# What the task asks
Please find every line in the records below that contains the word "with", and copy it.

# Page and application data records
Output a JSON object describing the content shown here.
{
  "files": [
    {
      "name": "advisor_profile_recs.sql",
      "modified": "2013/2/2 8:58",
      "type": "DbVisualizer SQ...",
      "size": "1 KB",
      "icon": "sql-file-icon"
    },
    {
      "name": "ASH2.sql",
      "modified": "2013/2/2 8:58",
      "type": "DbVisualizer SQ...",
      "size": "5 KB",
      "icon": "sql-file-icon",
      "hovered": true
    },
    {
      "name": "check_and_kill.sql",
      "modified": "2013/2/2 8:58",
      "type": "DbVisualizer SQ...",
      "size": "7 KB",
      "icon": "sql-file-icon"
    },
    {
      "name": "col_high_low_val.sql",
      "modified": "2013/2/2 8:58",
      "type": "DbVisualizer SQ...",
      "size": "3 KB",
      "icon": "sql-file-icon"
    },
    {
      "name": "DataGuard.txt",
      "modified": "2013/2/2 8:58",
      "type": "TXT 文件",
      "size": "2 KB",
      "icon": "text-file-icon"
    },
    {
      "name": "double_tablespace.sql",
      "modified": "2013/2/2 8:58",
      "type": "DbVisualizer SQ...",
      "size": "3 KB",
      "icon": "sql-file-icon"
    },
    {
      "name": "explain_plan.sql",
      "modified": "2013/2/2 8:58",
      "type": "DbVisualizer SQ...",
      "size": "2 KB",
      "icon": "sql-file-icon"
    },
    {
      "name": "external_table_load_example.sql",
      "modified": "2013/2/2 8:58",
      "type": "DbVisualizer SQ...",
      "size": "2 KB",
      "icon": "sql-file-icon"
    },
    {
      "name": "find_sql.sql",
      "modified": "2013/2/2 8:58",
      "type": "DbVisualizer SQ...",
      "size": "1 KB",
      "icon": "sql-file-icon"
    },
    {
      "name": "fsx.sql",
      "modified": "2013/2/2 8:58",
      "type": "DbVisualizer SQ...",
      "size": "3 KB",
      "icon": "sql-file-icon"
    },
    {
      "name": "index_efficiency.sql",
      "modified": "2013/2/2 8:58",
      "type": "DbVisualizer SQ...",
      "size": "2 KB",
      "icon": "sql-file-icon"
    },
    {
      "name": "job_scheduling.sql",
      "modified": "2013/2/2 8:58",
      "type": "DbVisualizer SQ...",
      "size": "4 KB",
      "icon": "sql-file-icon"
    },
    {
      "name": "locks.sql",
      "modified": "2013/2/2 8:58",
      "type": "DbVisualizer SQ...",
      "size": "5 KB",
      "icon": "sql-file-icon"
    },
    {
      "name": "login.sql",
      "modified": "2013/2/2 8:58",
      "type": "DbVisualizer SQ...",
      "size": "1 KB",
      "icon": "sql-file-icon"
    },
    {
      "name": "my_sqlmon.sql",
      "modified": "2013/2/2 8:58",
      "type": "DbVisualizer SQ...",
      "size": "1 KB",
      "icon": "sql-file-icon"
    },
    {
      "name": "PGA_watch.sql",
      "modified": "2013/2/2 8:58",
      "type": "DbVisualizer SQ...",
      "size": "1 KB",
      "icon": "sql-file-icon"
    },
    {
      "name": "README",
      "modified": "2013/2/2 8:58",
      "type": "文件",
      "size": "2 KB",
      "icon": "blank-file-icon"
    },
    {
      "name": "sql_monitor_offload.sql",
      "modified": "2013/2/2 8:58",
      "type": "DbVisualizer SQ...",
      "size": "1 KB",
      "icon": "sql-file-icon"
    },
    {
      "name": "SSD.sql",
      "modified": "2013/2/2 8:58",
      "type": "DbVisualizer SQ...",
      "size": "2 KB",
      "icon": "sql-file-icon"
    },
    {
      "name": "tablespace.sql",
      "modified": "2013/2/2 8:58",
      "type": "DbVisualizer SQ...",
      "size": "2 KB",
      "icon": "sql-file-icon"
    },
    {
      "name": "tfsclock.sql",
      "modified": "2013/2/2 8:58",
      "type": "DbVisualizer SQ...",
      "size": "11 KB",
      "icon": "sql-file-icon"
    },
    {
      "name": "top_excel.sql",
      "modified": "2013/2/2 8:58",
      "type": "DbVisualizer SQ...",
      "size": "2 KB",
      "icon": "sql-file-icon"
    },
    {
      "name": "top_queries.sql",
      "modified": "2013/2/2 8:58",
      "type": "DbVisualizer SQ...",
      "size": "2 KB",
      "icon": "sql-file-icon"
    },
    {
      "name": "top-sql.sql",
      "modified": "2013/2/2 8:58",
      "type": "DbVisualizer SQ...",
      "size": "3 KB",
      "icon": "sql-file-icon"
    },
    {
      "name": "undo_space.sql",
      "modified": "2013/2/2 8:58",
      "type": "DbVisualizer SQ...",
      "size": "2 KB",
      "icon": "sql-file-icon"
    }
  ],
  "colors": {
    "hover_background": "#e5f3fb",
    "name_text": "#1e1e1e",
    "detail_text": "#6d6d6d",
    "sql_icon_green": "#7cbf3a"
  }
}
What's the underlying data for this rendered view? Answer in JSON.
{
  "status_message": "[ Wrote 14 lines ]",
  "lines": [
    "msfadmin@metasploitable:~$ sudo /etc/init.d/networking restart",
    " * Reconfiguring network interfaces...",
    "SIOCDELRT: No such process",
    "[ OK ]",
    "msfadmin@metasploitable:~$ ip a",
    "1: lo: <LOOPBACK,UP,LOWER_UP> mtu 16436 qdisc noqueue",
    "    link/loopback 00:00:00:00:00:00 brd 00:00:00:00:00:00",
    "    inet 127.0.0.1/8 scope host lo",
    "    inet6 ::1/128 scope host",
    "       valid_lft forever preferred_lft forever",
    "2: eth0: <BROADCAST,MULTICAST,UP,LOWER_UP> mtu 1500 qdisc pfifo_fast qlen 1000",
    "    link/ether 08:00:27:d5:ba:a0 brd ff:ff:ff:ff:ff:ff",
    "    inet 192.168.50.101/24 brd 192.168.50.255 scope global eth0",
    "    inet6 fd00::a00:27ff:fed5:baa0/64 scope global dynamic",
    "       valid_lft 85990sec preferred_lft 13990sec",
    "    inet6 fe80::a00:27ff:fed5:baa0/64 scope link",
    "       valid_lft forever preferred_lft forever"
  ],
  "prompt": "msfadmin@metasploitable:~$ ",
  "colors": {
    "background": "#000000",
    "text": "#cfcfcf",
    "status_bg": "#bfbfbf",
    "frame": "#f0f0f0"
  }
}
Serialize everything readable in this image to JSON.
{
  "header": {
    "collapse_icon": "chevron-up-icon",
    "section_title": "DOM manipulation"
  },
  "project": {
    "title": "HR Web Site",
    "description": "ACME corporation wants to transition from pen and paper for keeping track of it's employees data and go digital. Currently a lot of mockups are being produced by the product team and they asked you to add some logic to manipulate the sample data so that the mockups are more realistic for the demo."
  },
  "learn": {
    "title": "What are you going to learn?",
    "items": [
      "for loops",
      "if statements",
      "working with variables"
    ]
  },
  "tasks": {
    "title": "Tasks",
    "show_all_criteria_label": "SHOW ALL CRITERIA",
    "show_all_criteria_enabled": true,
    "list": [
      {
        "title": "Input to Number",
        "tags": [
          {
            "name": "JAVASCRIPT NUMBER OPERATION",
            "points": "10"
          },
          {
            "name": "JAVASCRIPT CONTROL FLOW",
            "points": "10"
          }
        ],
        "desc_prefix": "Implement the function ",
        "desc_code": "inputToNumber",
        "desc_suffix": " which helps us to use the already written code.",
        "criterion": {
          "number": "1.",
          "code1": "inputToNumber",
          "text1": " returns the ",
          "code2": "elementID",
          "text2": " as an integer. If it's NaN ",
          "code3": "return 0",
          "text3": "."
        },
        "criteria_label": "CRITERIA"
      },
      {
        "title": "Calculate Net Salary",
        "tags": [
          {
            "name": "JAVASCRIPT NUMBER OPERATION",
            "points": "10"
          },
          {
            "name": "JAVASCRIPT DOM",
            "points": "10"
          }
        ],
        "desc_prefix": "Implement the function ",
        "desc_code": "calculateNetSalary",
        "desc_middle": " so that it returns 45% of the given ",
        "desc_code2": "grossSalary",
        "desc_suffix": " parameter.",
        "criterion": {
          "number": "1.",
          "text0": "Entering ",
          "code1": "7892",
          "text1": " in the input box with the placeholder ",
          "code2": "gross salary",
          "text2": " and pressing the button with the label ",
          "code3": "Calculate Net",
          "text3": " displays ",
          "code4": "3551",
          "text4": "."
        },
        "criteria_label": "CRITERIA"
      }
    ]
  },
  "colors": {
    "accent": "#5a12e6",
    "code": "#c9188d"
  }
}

# Task result
      "working with variables"
          "text1": " in the input box with the placeholder ",
          "text2": " and pressing the button with the label ",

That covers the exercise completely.